ABOUT THIS EXERCISE
After reading the listing below, copy it out exactly.

RECORDS FOR THE TASK
========================
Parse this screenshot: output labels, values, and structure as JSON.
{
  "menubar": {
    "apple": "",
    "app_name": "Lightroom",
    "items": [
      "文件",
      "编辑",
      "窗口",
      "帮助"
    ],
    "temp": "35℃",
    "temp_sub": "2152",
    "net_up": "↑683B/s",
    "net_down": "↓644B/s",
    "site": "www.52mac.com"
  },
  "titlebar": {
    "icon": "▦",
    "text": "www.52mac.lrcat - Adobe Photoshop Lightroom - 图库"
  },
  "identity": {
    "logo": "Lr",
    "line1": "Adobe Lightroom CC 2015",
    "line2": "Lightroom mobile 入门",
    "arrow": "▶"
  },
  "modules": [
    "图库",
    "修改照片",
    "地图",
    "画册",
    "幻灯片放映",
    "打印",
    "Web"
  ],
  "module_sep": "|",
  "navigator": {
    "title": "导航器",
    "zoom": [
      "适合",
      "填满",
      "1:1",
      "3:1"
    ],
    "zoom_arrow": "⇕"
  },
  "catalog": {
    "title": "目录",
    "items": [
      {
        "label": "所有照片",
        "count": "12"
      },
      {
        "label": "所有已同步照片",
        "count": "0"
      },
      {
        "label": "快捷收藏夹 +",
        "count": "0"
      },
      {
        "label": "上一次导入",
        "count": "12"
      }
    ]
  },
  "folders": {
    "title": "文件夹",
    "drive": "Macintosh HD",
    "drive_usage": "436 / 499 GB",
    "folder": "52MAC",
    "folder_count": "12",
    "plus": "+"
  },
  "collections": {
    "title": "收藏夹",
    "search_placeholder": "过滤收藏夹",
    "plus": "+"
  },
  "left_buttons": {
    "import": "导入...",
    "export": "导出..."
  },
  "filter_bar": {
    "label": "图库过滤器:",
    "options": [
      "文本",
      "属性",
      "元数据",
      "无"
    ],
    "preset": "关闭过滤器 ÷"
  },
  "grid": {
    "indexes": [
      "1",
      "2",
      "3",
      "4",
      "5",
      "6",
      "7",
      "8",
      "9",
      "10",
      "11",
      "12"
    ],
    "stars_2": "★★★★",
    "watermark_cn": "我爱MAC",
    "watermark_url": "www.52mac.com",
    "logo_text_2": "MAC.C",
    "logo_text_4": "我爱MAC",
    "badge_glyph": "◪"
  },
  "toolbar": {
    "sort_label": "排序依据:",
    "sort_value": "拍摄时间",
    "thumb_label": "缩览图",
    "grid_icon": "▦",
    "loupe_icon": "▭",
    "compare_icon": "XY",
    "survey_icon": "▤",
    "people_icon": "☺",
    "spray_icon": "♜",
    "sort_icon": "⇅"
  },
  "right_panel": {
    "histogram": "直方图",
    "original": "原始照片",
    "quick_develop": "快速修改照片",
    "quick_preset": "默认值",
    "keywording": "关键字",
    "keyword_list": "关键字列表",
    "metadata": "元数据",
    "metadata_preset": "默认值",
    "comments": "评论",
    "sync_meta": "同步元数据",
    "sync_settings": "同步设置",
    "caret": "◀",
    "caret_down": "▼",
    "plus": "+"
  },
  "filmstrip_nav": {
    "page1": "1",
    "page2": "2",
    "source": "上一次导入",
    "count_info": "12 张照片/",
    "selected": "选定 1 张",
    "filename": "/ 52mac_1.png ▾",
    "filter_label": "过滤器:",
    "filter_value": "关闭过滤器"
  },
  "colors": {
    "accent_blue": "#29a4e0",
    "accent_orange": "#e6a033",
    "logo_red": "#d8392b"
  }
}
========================
OUTPUT OF THE EXERCISE
Parse this screenshot: output labels, values, and structure as JSON.
{
  "menubar": {
    "apple": "",
    "app_name": "Lightroom",
    "items": [
      "文件",
      "编辑",
      "窗口",
      "帮助"
    ],
    "temp": "35℃",
    "temp_sub": "2152",
    "net_up": "↑683B/s",
    "net_down": "↓644B/s",
    "site": "www.52mac.com"
  },
  "titlebar": {
    "icon": "▦",
    "text": "www.52mac.lrcat - Adobe Photoshop Lightroom - 图库"
  },
  "identity": {
    "logo": "Lr",
    "line1": "Adobe Lightroom CC 2015",
    "line2": "Lightroom mobile 入门",
    "arrow": "▶"
  },
  "modules": [
    "图库",
    "修改照片",
    "地图",
    "画册",
    "幻灯片放映",
    "打印",
    "Web"
  ],
  "module_sep": "|",
  "navigator": {
    "title": "导航器",
    "zoom": [
      "适合",
      "填满",
      "1:1",
      "3:1"
    ],
    "zoom_arrow": "⇕"
  },
  "catalog": {
    "title": "目录",
    "items": [
      {
        "label": "所有照片",
        "count": "12"
      },
      {
        "label": "所有已同步照片",
        "count": "0"
      },
      {
        "label": "快捷收藏夹 +",
        "count": "0"
      },
      {
        "label": "上一次导入",
        "count": "12"
      }
    ]
  },
  "folders": {
    "title": "文件夹",
    "drive": "Macintosh HD",
    "drive_usage": "436 / 499 GB",
    "folder": "52MAC",
    "folder_count": "12",
    "plus": "+"
  },
  "collections": {
    "title": "收藏夹",
    "search_placeholder": "过滤收藏夹",
    "plus": "+"
  },
  "left_buttons": {
    "import": "导入...",
    "export": "导出..."
  },
  "filter_bar": {
    "label": "图库过滤器:",
    "options": [
      "文本",
      "属性",
      "元数据",
      "无"
    ],
    "preset": "关闭过滤器 ÷"
  },
  "grid": {
    "indexes": [
      "1",
      "2",
      "3",
      "4",
      "5",
      "6",
      "7",
      "8",
      "9",
      "10",
      "11",
      "12"
    ],
    "stars_2": "★★★★",
    "watermark_cn": "我爱MAC",
    "watermark_url": "www.52mac.com",
    "logo_text_2": "MAC.C",
    "logo_text_4": "我爱MAC",
    "badge_glyph": "◪"
  },
  "toolbar": {
    "sort_label": "排序依据:",
    "sort_value": "拍摄时间",
    "thumb_label": "缩览图",
    "grid_icon": "▦",
    "loupe_icon": "▭",
    "compare_icon": "XY",
    "survey_icon": "▤",
    "people_icon": "☺",
    "spray_icon": "♜",
    "sort_icon": "⇅"
  },
  "right_panel": {
    "histogram": "直方图",
    "original": "原始照片",
    "quick_develop": "快速修改照片",
    "quick_preset": "默认值",
    "keywording": "关键字",
    "keyword_list": "关键字列表",
    "metadata": "元数据",
    "metadata_preset": "默认值",
    "comments": "评论",
    "sync_meta": "同步元数据",
    "sync_settings": "同步设置",
    "caret": "◀",
    "caret_down": "▼",
    "plus": "+"
  },
  "filmstrip_nav": {
    "page1": "1",
    "page2": "2",
    "source": "上一次导入",
    "count_info": "12 张照片/",
    "selected": "选定 1 张",
    "filename": "/ 52mac_1.png ▾",
    "filter_label": "过滤器:",
    "filter_value": "关闭过滤器"
  },
  "colors": {
    "accent_blue": "#29a4e0",
    "accent_orange": "#e6a033",
    "logo_red": "#d8392b"
  }
}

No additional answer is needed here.